Onions are one of the most indispensable and flavorful ingredients you can cook with. Experiment with raw onions in salads, add them to breads, toss them in soups (you can’t go wrong with a French onion recipe), or use them in casseroles. Plus, onions are known for offering a range of health benefits—they can boost your immune system, regulate your blood sugar levels, and even help to keep your cholesterol under control.
Along with their medicinal properties and ability to bring more flavor to all types of food, they’re also fairly easy to grow, as they can be tucked into spare corners and along the edges of garden beds. If you’re curious about how to incorporate them into your own garden, here’s a helpful primer on how to grow onions:
Varieties of onions:

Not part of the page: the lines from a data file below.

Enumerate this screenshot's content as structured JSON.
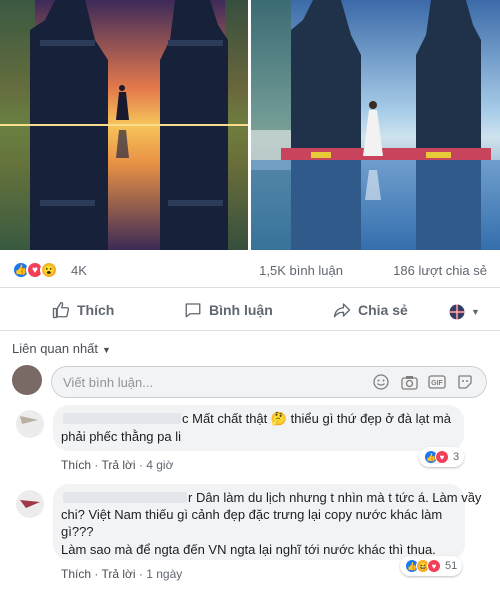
{
  "reactions": {
    "count": "4K",
    "comments": "1,5K bình luận",
    "shares": "186 lượt chia sẻ"
  },
  "actions": {
    "like": "Thích",
    "comment": "Bình luận",
    "share": "Chia sẻ"
  },
  "sort": {
    "label": "Liên quan nhất"
  },
  "composer": {
    "placeholder": "Viết bình luận..."
  },
  "comments": [
    {
      "line1": "c Mất chất thật 🤔 thiểu gì thứ đẹp ở đà lạt mà",
      "line2": "phải phếc thằng pa li",
      "like": "Thích",
      "reply": "Trả lời",
      "time": "4 giờ",
      "reaction_count": "3"
    },
    {
      "line1": "r Dân làm du lịch nhưng t nhìn mà t tức á. Làm vầy",
      "line2": "chi? Việt Nam thiếu gì cảnh đẹp đặc trưng lại copy nước khác làm",
      "line3": "gì???",
      "line4": "Làm sao mà để ngta đến VN ngta lại nghĩ tới nước khác thì thua.",
      "like": "Thích",
      "reply": "Trả lời",
      "time": "1 ngày",
      "reaction_count": "51"
    }
  ],
  "colors": {
    "like_blue": "#1877f2",
    "love_red": "#f33e58",
    "wow_yellow": "#f7b125",
    "meta_gray": "#606770"
  },
  "icons": [
    "like-icon",
    "love-icon",
    "wow-icon",
    "thumbs-up-icon",
    "comment-icon",
    "share-icon",
    "globe-icon",
    "emoji-icon",
    "camera-icon",
    "gif-icon",
    "sticker-icon"
  ]
}
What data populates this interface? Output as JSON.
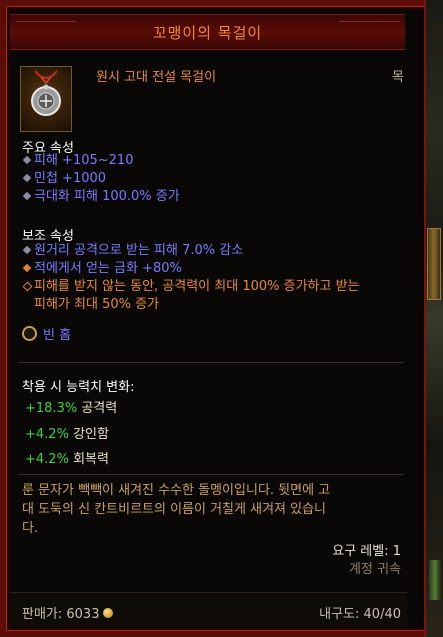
{
  "title": "꼬맹이의 목걸이",
  "item": {
    "type_name": "원시 고대 전설 목걸이",
    "slot": "목",
    "icon": "amulet-icon"
  },
  "primary": {
    "heading": "주요 속성",
    "stats": [
      "피해 +105~210",
      "민첩 +1000",
      "극대화 피해 100.0% 증가"
    ]
  },
  "secondary": {
    "heading": "보조 속성",
    "stats": [
      "원거리 공격으로 받는 피해 7.0% 감소",
      "적에게서 얻는 금화 +80%",
      "피해를 받지 않는 동안, 공격력이 최대 100% 증가하고 받는",
      "피해가 최대 50% 증가"
    ]
  },
  "socket": {
    "label": "빈 홈"
  },
  "equip_changes": {
    "heading": "착용 시 능력치 변화:",
    "rows": [
      {
        "value": "+18.3%",
        "label": "공격력"
      },
      {
        "value": "+4.2%",
        "label": "강인함"
      },
      {
        "value": "+4.2%",
        "label": "회복력"
      }
    ]
  },
  "flavor": {
    "line1": "룬 문자가 빽빽이 새겨진 수수한 돌멩이입니다. 뒷면에 고",
    "line2": "대 도둑의 신 칸트비르트의 이름이 거칠게 새겨져 있습니",
    "line3": "다."
  },
  "requirements": {
    "level": "요구 레벨: 1",
    "bound": "계정 귀속"
  },
  "footer": {
    "sell_price": "판매가: 6033",
    "durability": "내구도: 40/40"
  },
  "colors": {
    "legendary": "#e88a3a",
    "magic": "#7a7aff",
    "positive": "#3ccf3c",
    "frame": "#5e0c08"
  }
}
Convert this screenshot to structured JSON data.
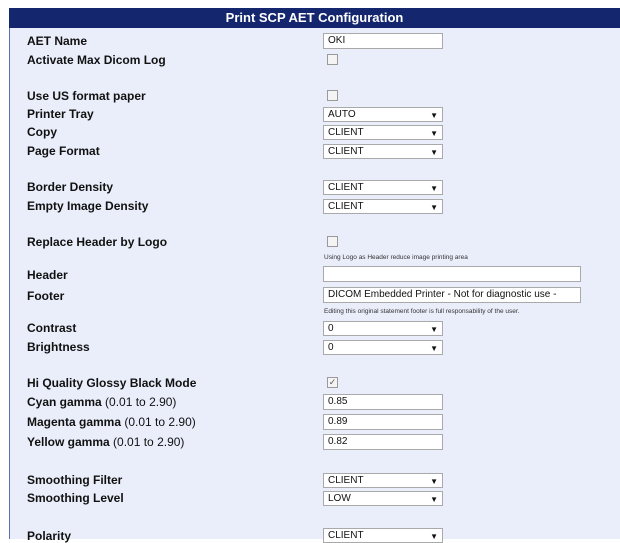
{
  "title": "Print SCP AET Configuration",
  "fields": {
    "aet_name": {
      "label": "AET Name",
      "value": "OKI"
    },
    "activate_max_dicom_log": {
      "label": "Activate Max Dicom Log",
      "checked": false
    },
    "use_us_format_paper": {
      "label": "Use US format paper",
      "checked": false
    },
    "printer_tray": {
      "label": "Printer Tray",
      "value": "AUTO"
    },
    "copy": {
      "label": "Copy",
      "value": "CLIENT"
    },
    "page_format": {
      "label": "Page Format",
      "value": "CLIENT"
    },
    "border_density": {
      "label": "Border Density",
      "value": "CLIENT"
    },
    "empty_image_density": {
      "label": "Empty Image Density",
      "value": "CLIENT"
    },
    "replace_header_by_logo": {
      "label": "Replace Header by Logo",
      "checked": false,
      "hint": "Using Logo as Header reduce image printing area"
    },
    "header": {
      "label": "Header",
      "value": ""
    },
    "footer": {
      "label": "Footer",
      "value": "DICOM Embedded Printer  -  Not for diagnostic use  -",
      "hint": "Editing this original statement footer is full responsability of the user."
    },
    "contrast": {
      "label": "Contrast",
      "value": "0"
    },
    "brightness": {
      "label": "Brightness",
      "value": "0"
    },
    "hi_quality_glossy_black_mode": {
      "label": "Hi Quality Glossy Black Mode",
      "checked": true
    },
    "cyan_gamma": {
      "label": "Cyan gamma",
      "range": " (0.01 to 2.90)",
      "value": "0.85"
    },
    "magenta_gamma": {
      "label": "Magenta gamma",
      "range": " (0.01 to 2.90)",
      "value": "0.89"
    },
    "yellow_gamma": {
      "label": "Yellow gamma",
      "range": " (0.01 to 2.90)",
      "value": "0.82"
    },
    "smoothing_filter": {
      "label": "Smoothing Filter",
      "value": "CLIENT"
    },
    "smoothing_level": {
      "label": "Smoothing Level",
      "value": "LOW"
    },
    "polarity": {
      "label": "Polarity",
      "value": "CLIENT"
    }
  },
  "icons": {
    "dropdown": "chevron-down-icon",
    "check": "check-icon"
  },
  "colors": {
    "title_bg": "#14266e",
    "panel_bg": "#eaeefa"
  }
}
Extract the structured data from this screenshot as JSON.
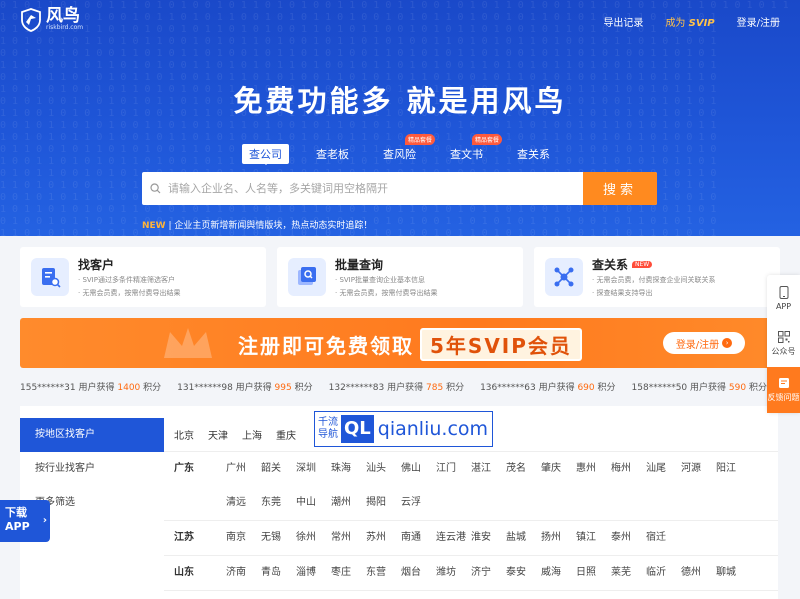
{
  "brand": {
    "name": "风鸟",
    "domain": "riskbird.com"
  },
  "nav": {
    "export": "导出记录",
    "svip_prefix": "成为",
    "svip_word": "SVIP",
    "login": "登录/注册"
  },
  "slogan": "免费功能多  就是用风鸟",
  "tabs": [
    {
      "label": "查公司",
      "badge": ""
    },
    {
      "label": "查老板",
      "badge": ""
    },
    {
      "label": "查风险",
      "badge": "精品套餐"
    },
    {
      "label": "查文书",
      "badge": "精品套餐"
    },
    {
      "label": "查关系",
      "badge": ""
    }
  ],
  "search": {
    "placeholder": "请输入企业名、人名等，多关键词用空格隔开",
    "button": "搜索"
  },
  "notice": {
    "new": "NEW",
    "text": "企业主页新增新闻舆情版块，热点动态实时追踪！"
  },
  "cards": [
    {
      "title": "找客户",
      "badge": "",
      "desc1": "· SVIP通过多条件精准筛选客户",
      "desc2": "· 无需会员费，按需付费导出结果"
    },
    {
      "title": "批量查询",
      "badge": "",
      "desc1": "· SVIP批量查询企业基本信息",
      "desc2": "· 无需会员费，按需付费导出结果"
    },
    {
      "title": "查关系",
      "badge": "NEW",
      "desc1": "· 无需会员费，付费探查企业间关联关系",
      "desc2": "· 探查结果支持导出"
    }
  ],
  "banner": {
    "text": "注册即可免费领取",
    "svip": "5年SVIP会员",
    "button": "登录/注册"
  },
  "ticker": [
    {
      "user": "155******31 用户获得",
      "pts": "1400",
      "unit": "积分"
    },
    {
      "user": "131******98 用户获得",
      "pts": "995",
      "unit": "积分"
    },
    {
      "user": "132******83 用户获得",
      "pts": "785",
      "unit": "积分"
    },
    {
      "user": "136******63 用户获得",
      "pts": "690",
      "unit": "积分"
    },
    {
      "user": "158******50 用户获得",
      "pts": "590",
      "unit": "积分"
    }
  ],
  "region": {
    "sidebar": [
      "按地区找客户",
      "按行业找客户",
      "更多筛选"
    ],
    "hot": [
      "北京",
      "天津",
      "上海",
      "重庆"
    ],
    "provinces": [
      {
        "name": "广东",
        "cities": [
          "广州",
          "韶关",
          "深圳",
          "珠海",
          "汕头",
          "佛山",
          "江门",
          "湛江",
          "茂名",
          "肇庆",
          "惠州",
          "梅州",
          "汕尾",
          "河源",
          "阳江",
          "清远",
          "东莞",
          "中山",
          "潮州",
          "揭阳",
          "云浮"
        ]
      },
      {
        "name": "江苏",
        "cities": [
          "南京",
          "无锡",
          "徐州",
          "常州",
          "苏州",
          "南通",
          "连云港",
          "淮安",
          "盐城",
          "扬州",
          "镇江",
          "泰州",
          "宿迁"
        ]
      },
      {
        "name": "山东",
        "cities": [
          "济南",
          "青岛",
          "淄博",
          "枣庄",
          "东营",
          "烟台",
          "潍坊",
          "济宁",
          "泰安",
          "威海",
          "日照",
          "莱芜",
          "临沂",
          "德州",
          "聊城"
        ]
      }
    ]
  },
  "watermark": {
    "a1": "千流",
    "a2": "导航",
    "b": "QL",
    "c": "qianliu.com"
  },
  "rightfloat": [
    "APP",
    "公众号",
    "反馈问题"
  ],
  "leftfloat": {
    "l1": "下载",
    "l2": "APP"
  }
}
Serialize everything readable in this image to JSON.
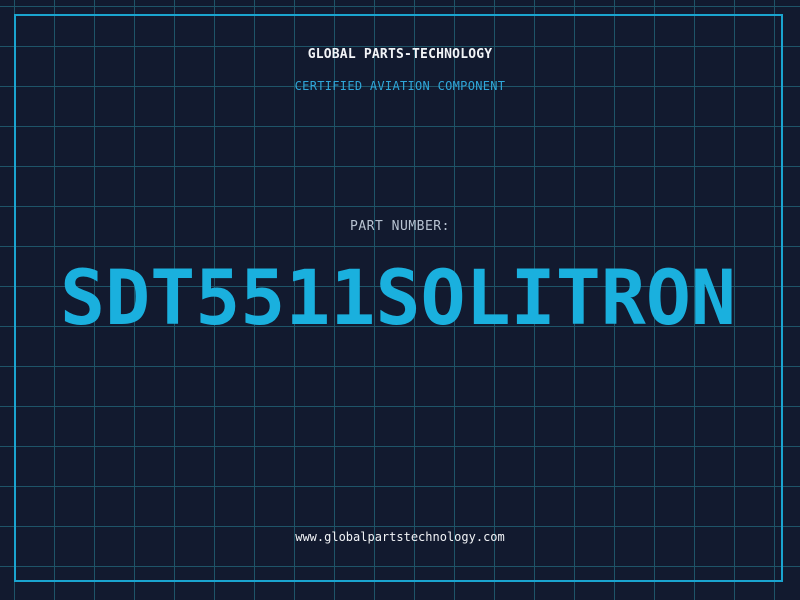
{
  "header": {
    "company": "GLOBAL PARTS-TECHNOLOGY",
    "subtitle": "CERTIFIED AVIATION COMPONENT"
  },
  "part": {
    "label": "PART NUMBER:",
    "number": "SDT5511SOLITRON"
  },
  "footer": {
    "url": "www.globalpartstechnology.com"
  },
  "colors": {
    "background": "#111a2e",
    "grid": "#1e5468",
    "frame": "#1aa4cf",
    "accent": "#1ab0de"
  }
}
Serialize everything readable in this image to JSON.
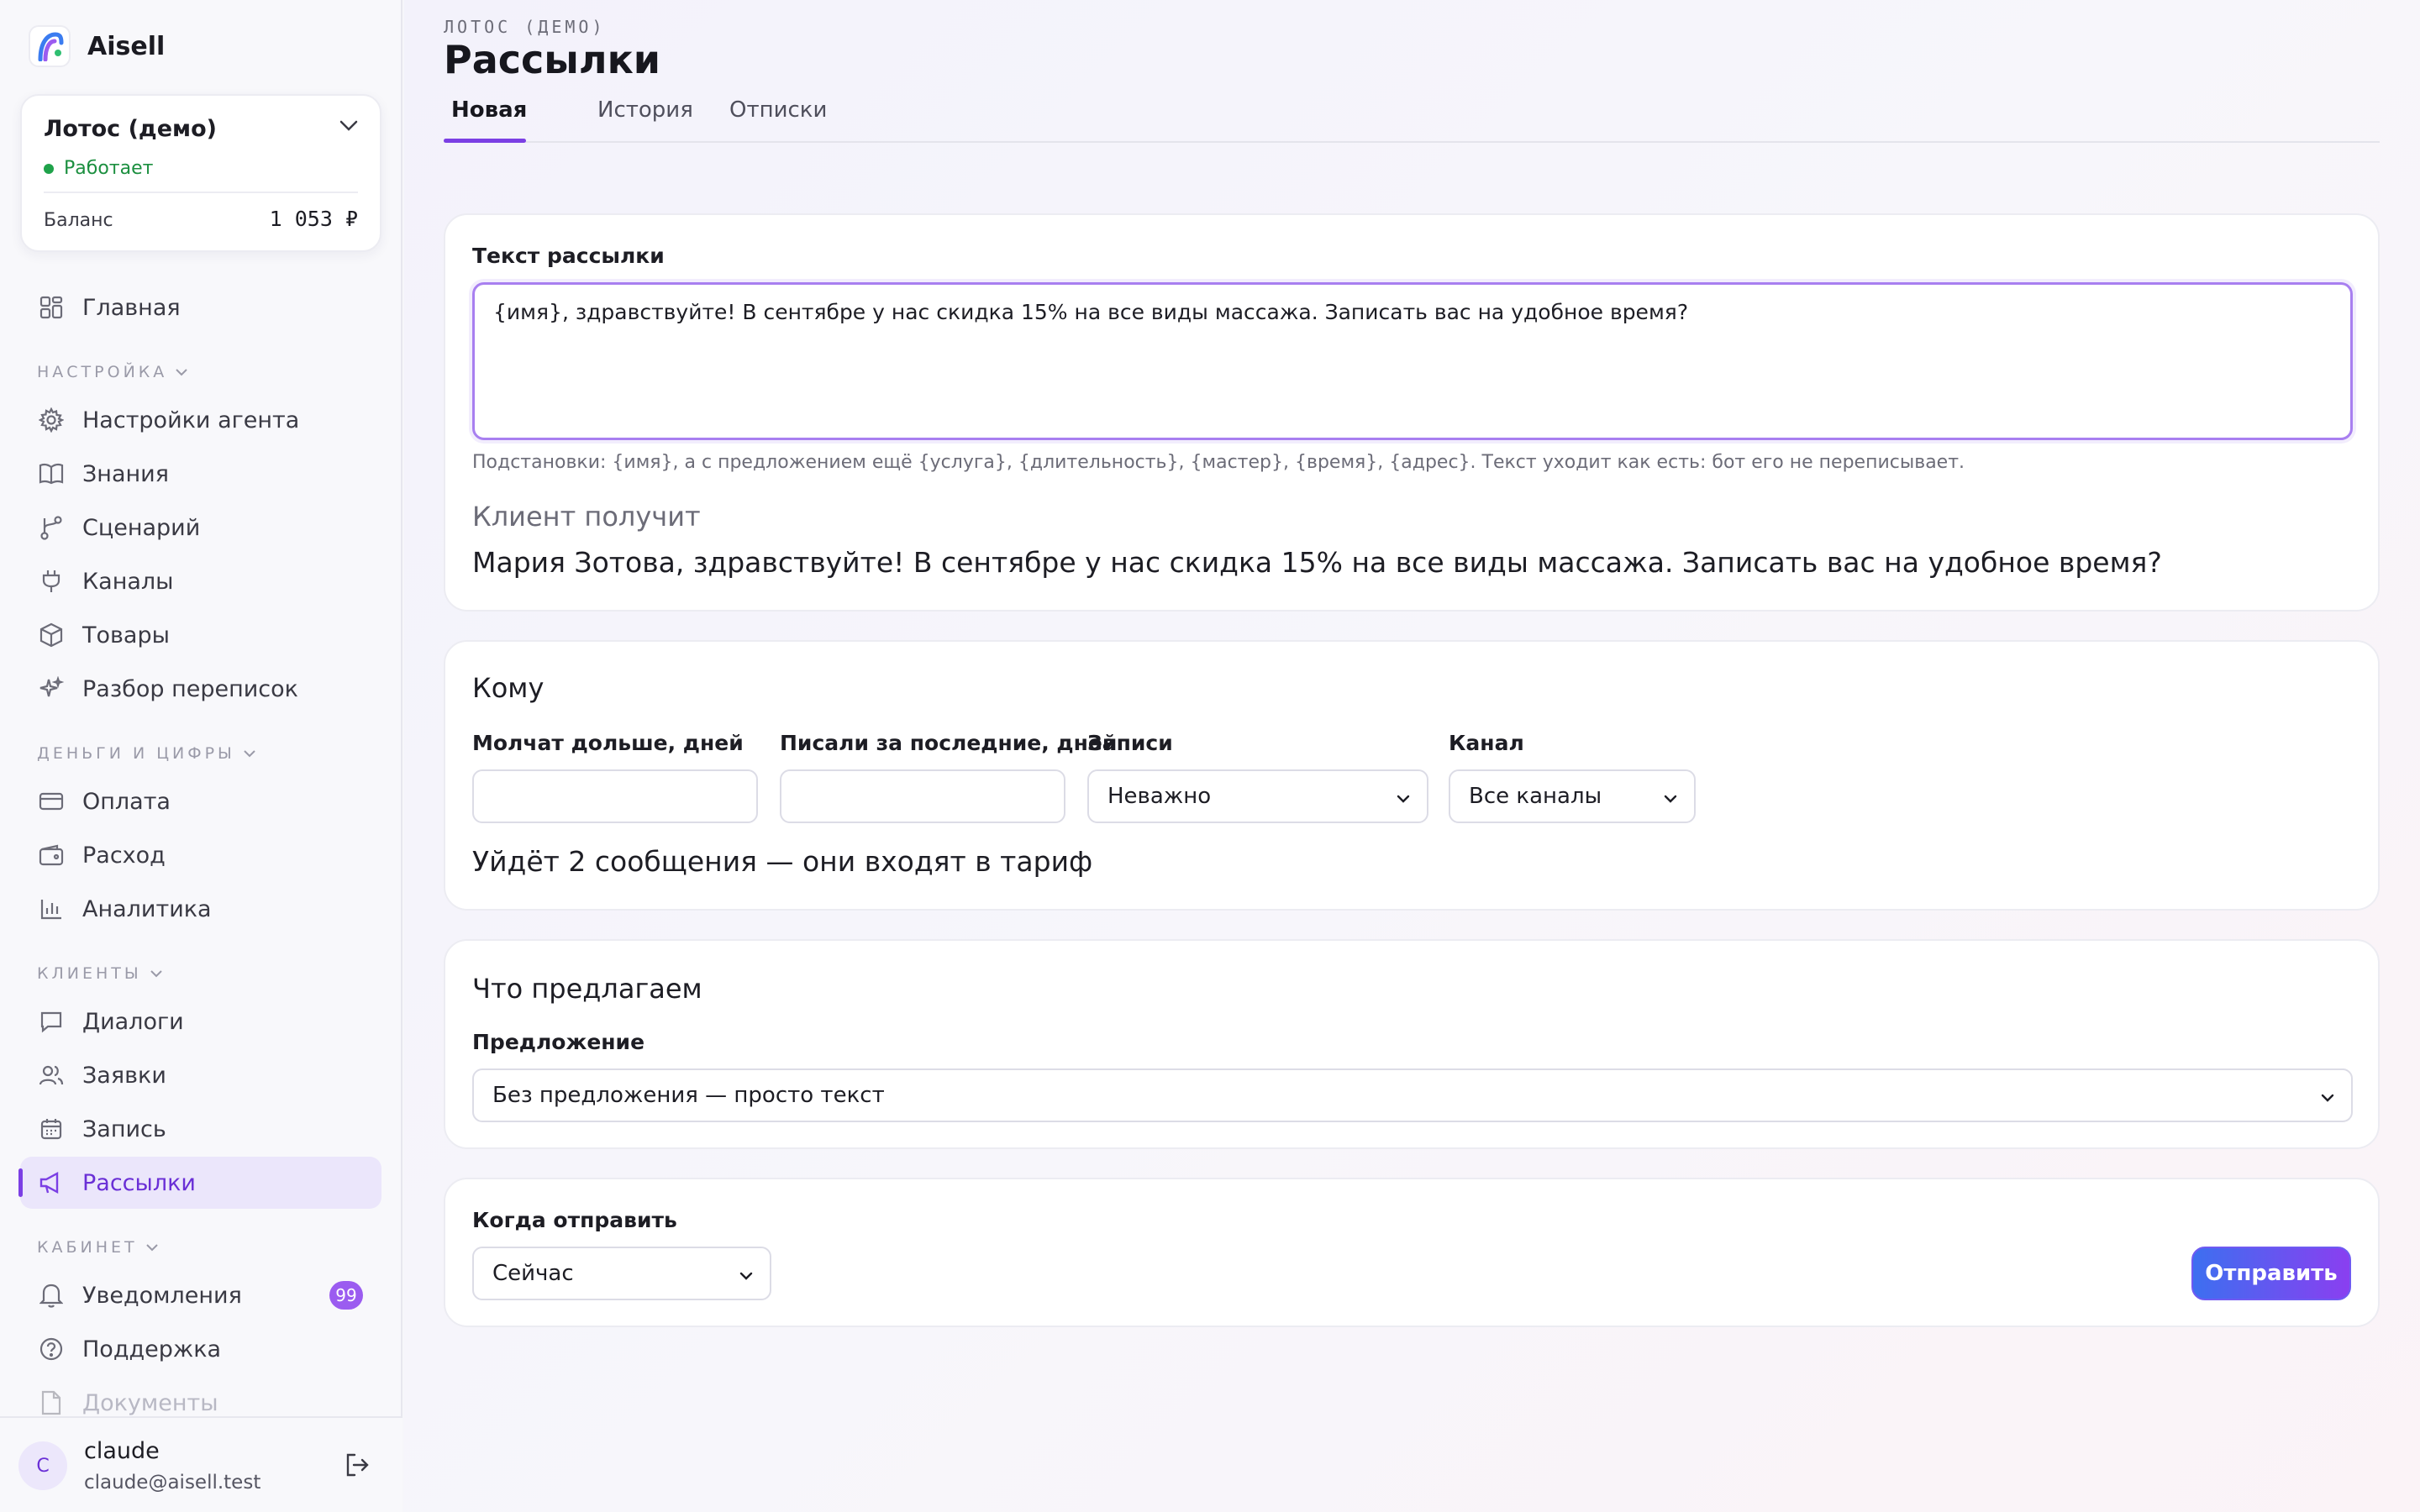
{
  "brand": {
    "name": "Aisell"
  },
  "org": {
    "name": "Лотос (демо)",
    "status": "Работает",
    "balance_label": "Баланс",
    "balance_value": "1 053 ₽"
  },
  "nav": {
    "home": "Главная",
    "section_settings": "НАСТРОЙКА",
    "agent_settings": "Настройки агента",
    "knowledge": "Знания",
    "scenario": "Сценарий",
    "channels": "Каналы",
    "products": "Товары",
    "chat_review": "Разбор переписок",
    "section_money": "ДЕНЬГИ И ЦИФРЫ",
    "payment": "Оплата",
    "expense": "Расход",
    "analytics": "Аналитика",
    "section_clients": "КЛИЕНТЫ",
    "dialogs": "Диалоги",
    "requests": "Заявки",
    "booking": "Запись",
    "mailings": "Рассылки",
    "section_cabinet": "КАБИНЕТ",
    "notifications": "Уведомления",
    "notifications_count": "99",
    "support": "Поддержка",
    "documents": "Документы"
  },
  "user": {
    "initial": "C",
    "name": "claude",
    "email": "claude@aisell.test"
  },
  "header": {
    "breadcrumb": "ЛОТОС (ДЕМО)",
    "title": "Рассылки",
    "tabs": [
      "Новая",
      "История",
      "Отписки"
    ]
  },
  "message_card": {
    "label": "Текст рассылки",
    "text": "{имя}, здравствуйте! В сентябре у нас скидка 15% на все виды массажа. Записать вас на удобное время?",
    "hint": "Подстановки: {имя}, а с предложением ещё {услуга}, {длительность}, {мастер}, {время}, {адрес}. Текст уходит как есть: бот его не переписывает.",
    "preview_label": "Клиент получит",
    "preview_text": "Мария Зотова, здравствуйте! В сентябре у нас скидка 15% на все виды массажа. Записать вас на удобное время?"
  },
  "audience_card": {
    "heading": "Кому",
    "silent_label": "Молчат дольше, дней",
    "silent_value": "",
    "wrote_label": "Писали за последние, дней",
    "wrote_value": "",
    "bookings_label": "Записи",
    "bookings_value": "Неважно",
    "channel_label": "Канал",
    "channel_value": "Все каналы",
    "summary": "Уйдёт 2 сообщения — они входят в тариф"
  },
  "offer_card": {
    "heading": "Что предлагаем",
    "label": "Предложение",
    "value": "Без предложения — просто текст"
  },
  "schedule_card": {
    "label": "Когда отправить",
    "value": "Сейчас",
    "send_button": "Отправить"
  }
}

Onions come in a wide variety of shapes, sizes, and colors. The white, yellow, or red bulbs range in size from small pickling onions to large Spanish cultivars; they can be globe-, top-, or spindle-shaped.
Most types can be pulled young as green onions, but there’s also a perennial bunching type called Allium fistulosum that’s practically disease- and insect-proof and produces superior scallions.